“Accessory structures should not be dwellings,” Mr. Buda contended. But, he said, “I fully support the ideal of preserving good examples of historic architecture and those homes that played a significant part in the farming history and fishing history of the town.”

“How would you do that?” Mr. Cantwell asked him. “The risk is that these homes are going to be torn down and they’re going to be destroyed, and they will never exist again.”

“Nonsense,” Mr. Buda retorted. Historic houses can be protected, he said, “by other means that are not destructive of zoning standards . . . many are owned by responsible owners,” who, he said, would continue to preserve them.

“You are in essence in one fell swoop granting 13 or 15 zoning variances without benefit of a single report from your Planning Department,” he told the board. He questioned Mr. Hefner’s calculations regarding what could legally be built on some of the targeted properties.

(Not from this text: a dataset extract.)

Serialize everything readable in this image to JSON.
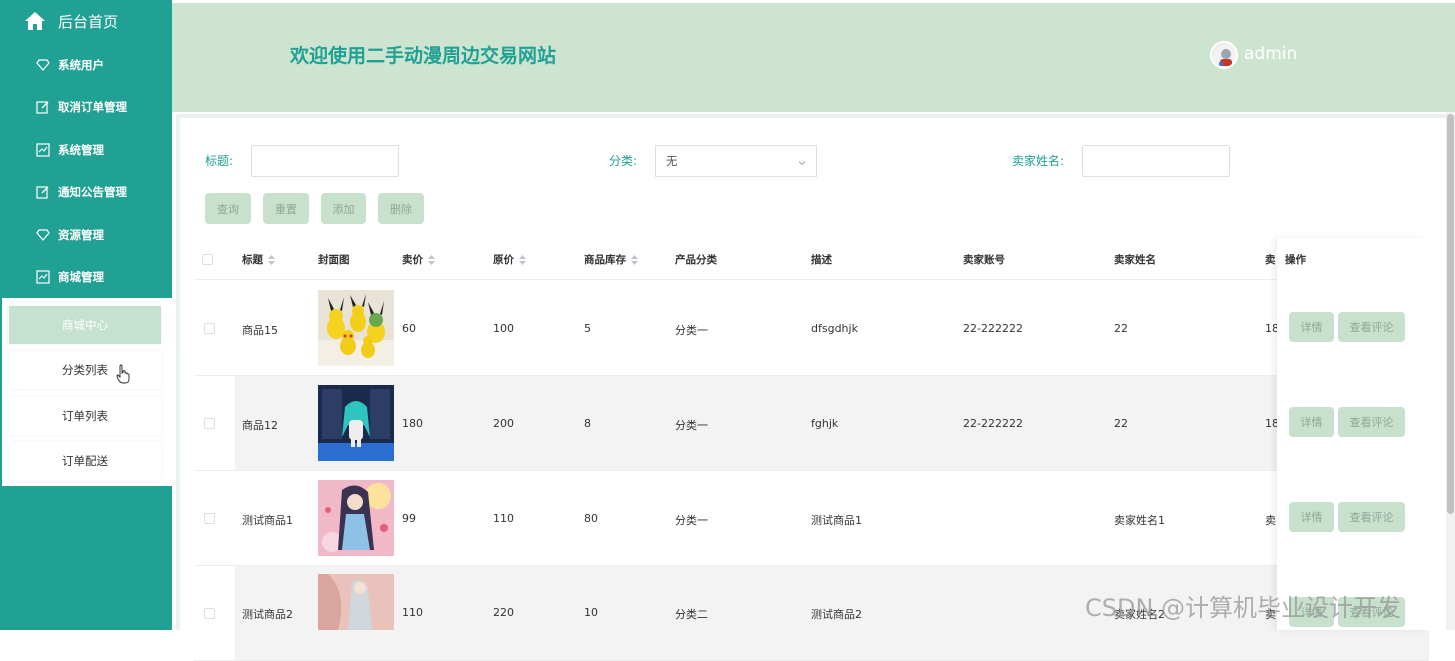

“I don’t want to call it a quid pro quo,” said Mr. Cantwell, “but there are two things going on here. One is that property owners are accepting, if you will, that their structure is a historic structure and that there are a set of guidelines that are established for improvements and changes to that particular structure on that property.” To make changes, the homeowner would have to apply to the architectural review board and refer to a set of guidelines. 

“That’s what property owners are obligated to do,” the supervisor said. “In return for that, if you will, those properties gain a benefit, which is that they can build two homes on one parcel that currently can only have one residence.”